Lisa Schwarz Bour
A revolutionary legislation for a textile industry that needs to become more sustainable. That's how Lisa Schwarz Bour, Director of Environment and Sustainable Chemistry at RISE, describes the ESPR - Ecodesign for Sustainable Products Regulations. An important novelty is the requirement for a digital product passport, in which companies must disclose the materials a product contains and how it can be repaired and recycled. From 2027, all companies within the EU are obligated to comply with ESPR.
Significant changes are expected in the textile industry in the coming years. Powerful measures are being taken to increase textile recycling. From 2025, it is prohibited within the EU to discard or send unsold clothes, shoes, and textiles for incineration. According to the EU Commission, the average EU citizen currently throws away 11 kilograms of textiles each year.
The ESPR, Ecodesign for Sustainable Products Regulation, is a framework aimed at adapting products for climate neutrality and a circular economy, as well as making sustainable products the norm within the EU. The legislative proposal was published in March 2022. Currently, work is underway to prioritize product categories for the part of the law that includes digital product passports, which require companies to share information related to environment and sustainability.
"The ESPR is a revolutionary legislation. It is very comprehensive and affects every part of the textile industry. It also intends to help consumers make more sustainable choices," says Lisa Schwarz Bour.
She sees several advantages with the new law, such as the introduction of a common system for increased traceability.
"Textile materials are often very complex. In order to achieve a high value on a recycled raw material, we need to know more than we do today about the original material. To effectively recycle a material, one may need access to information on how it has been constructed or what type of dyeing has been used, for example."
In order to achieve a high value on a recycled raw material, we need to know more than we do today about the original material.
So what should a Swedish company do if it wants to prepare for - and also influence - the new legislation? A good start is to learn more about the contents of the legislation. All the information is publicly available.

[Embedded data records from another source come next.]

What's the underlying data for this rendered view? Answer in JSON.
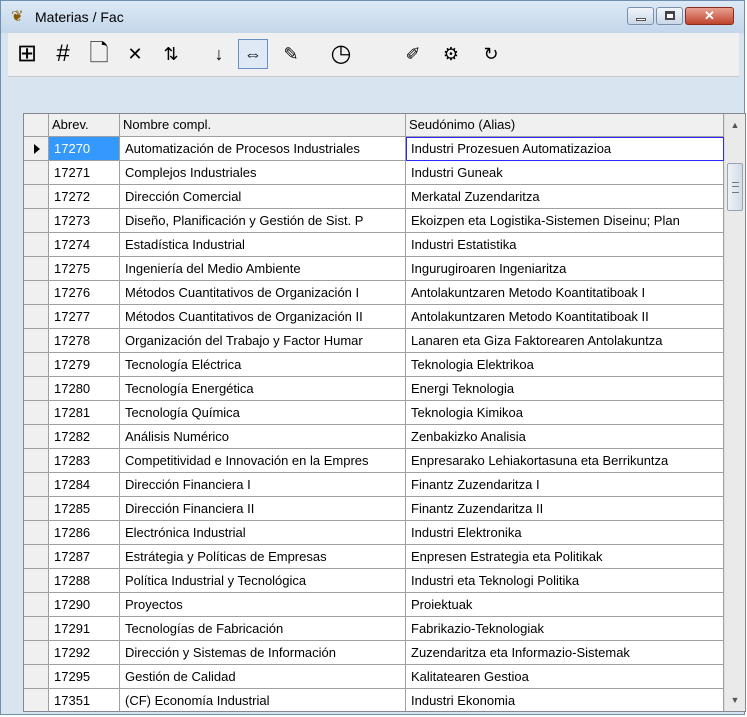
{
  "window": {
    "title": "Materias / Fac"
  },
  "titlebar_icons": {
    "app": "app-icon",
    "minimize": "minimize-icon",
    "maximize": "maximize-icon",
    "close": "close-icon"
  },
  "toolbar": {
    "tools": [
      {
        "name": "fit-grid-icon",
        "glyph": "⊞"
      },
      {
        "name": "grid-icon",
        "glyph": "#"
      },
      {
        "name": "new-document-icon",
        "glyph": "🗋"
      },
      {
        "name": "delete-icon",
        "glyph": "✕"
      },
      {
        "name": "replace-icon",
        "glyph": "⇅"
      },
      {
        "name": "sort-az-icon",
        "glyph": "↓"
      },
      {
        "name": "column-width-icon",
        "glyph": "⇔"
      },
      {
        "name": "tool-icon",
        "glyph": "✎"
      },
      {
        "name": "clock-icon",
        "glyph": "◷"
      },
      {
        "name": "palette-icon",
        "glyph": "✐"
      },
      {
        "name": "settings-icon",
        "glyph": "⚙"
      },
      {
        "name": "refresh-icon",
        "glyph": "↻"
      }
    ]
  },
  "table": {
    "headers": [
      "Abrev.",
      "Nombre compl.",
      "Seudónimo (Alias)"
    ],
    "selected_index": 0,
    "rows": [
      [
        "17270",
        "Automatización de Procesos Industriales",
        "Industri Prozesuen Automatizazioa"
      ],
      [
        "17271",
        "Complejos Industriales",
        "Industri Guneak"
      ],
      [
        "17272",
        "Dirección Comercial",
        "Merkatal Zuzendaritza"
      ],
      [
        "17273",
        "Diseño, Planificación y Gestión de Sist. P",
        "Ekoizpen eta Logistika-Sistemen Diseinu; Plan"
      ],
      [
        "17274",
        "Estadística Industrial",
        "Industri Estatistika"
      ],
      [
        "17275",
        "Ingeniería del Medio Ambiente",
        "Ingurugiroaren Ingeniaritza"
      ],
      [
        "17276",
        "Métodos Cuantitativos de Organización I",
        "Antolakuntzaren Metodo Koantitatiboak I"
      ],
      [
        "17277",
        "Métodos Cuantitativos de Organización II",
        "Antolakuntzaren Metodo Koantitatiboak II"
      ],
      [
        "17278",
        "Organización del Trabajo y Factor Humar",
        "Lanaren eta Giza Faktorearen Antolakuntza"
      ],
      [
        "17279",
        "Tecnología Eléctrica",
        "Teknologia Elektrikoa"
      ],
      [
        "17280",
        "Tecnología Energética",
        "Energi Teknologia"
      ],
      [
        "17281",
        "Tecnología Química",
        "Teknologia Kimikoa"
      ],
      [
        "17282",
        "Análisis Numérico",
        "Zenbakizko Analisia"
      ],
      [
        "17283",
        "Competitividad e Innovación en la Empres",
        "Enpresarako Lehiakortasuna eta Berrikuntza"
      ],
      [
        "17284",
        "Dirección Financiera I",
        "Finantz Zuzendaritza I"
      ],
      [
        "17285",
        "Dirección Financiera II",
        "Finantz Zuzendaritza II"
      ],
      [
        "17286",
        "Electrónica Industrial",
        "Industri Elektronika"
      ],
      [
        "17287",
        "Estrátegia y Políticas de Empresas",
        "Enpresen Estrategia eta Politikak"
      ],
      [
        "17288",
        "Política Industrial y Tecnológica",
        "Industri eta Teknologi Politika"
      ],
      [
        "17290",
        "Proyectos",
        "Proiektuak"
      ],
      [
        "17291",
        "Tecnologías de Fabricación",
        "Fabrikazio-Teknologiak"
      ],
      [
        "17292",
        "Dirección y Sistemas de Información",
        "Zuzendaritza eta Informazio-Sistemak"
      ],
      [
        "17295",
        "Gestión de Calidad",
        "Kalitatearen Gestioa"
      ],
      [
        "17351",
        "(CF) Economía Industrial",
        "Industri Ekonomia"
      ]
    ]
  },
  "scrollbar": {
    "up": "▲",
    "down": "▼"
  }
}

You can also contact RISE if you have questions and want to know more.
The EU Commission has so-called stakeholder consultations that are open and where companies themselves can provide input.
Lisa Schwarz Bour:
"To prepare, companies can begin by discussing the contents of the legislation, and how it may affect them and future products, with their subcontractors and customers."
RISE is actively working with the ESPR, and especially with the digital product passports. In order to influence the product-specific requirements, RISE participates as an associated partner in the EU-funded project CIRPASS, which helps designing the passports. RISE is primarily interested in the level of detail in the information that is to be shared.
In March 2022, the EU adopted a textile strategy that requires the textile industry to become more socially and environmentally sustainable.
"The ESPR covers parts of the strategy, which expresses a strong desire within the EU to move from fast fashion to more long-lasting materials and products that prioritize sustainability and consumer needs," says Lisa Schwarz Bour."
In parallel with the ESPR, RISE is actively working on developing sustainable and long-lasting materials. Within the textile field, tests and chemical analyses of textile materials, fiber development, as well as chemical and mechanical recycling, are underway. RISE is also examining sustainability aspects related to process and product, through methods such as life cycle analysis.
"In addition to that, we support companies in related matters. Through the Chemicals Group at RISE, one can receive assistance in communicating relevant chemical requirements to subcontractors and in addressing questions and demands from consumers or the media," says Lisa Schwarz Bour.
A legislative proposal from the EU Commission aimed at making products more sustainable. It covers all types of products on the market except for food, animal feed, and pharmaceuticals. The legislative proposal is expected to lead to new product designs as well as changes in manufacturing processes and business models. The law is expected to be adopted in 2024, and digital product passports will be implemented in 2026. From 2027, all affected companies are obligated to provide this type of product information.
Follow the link below, to read more about how RISE can assist your company in meeting the upcoming legal requirements and transitioning into circular and sustainable materials.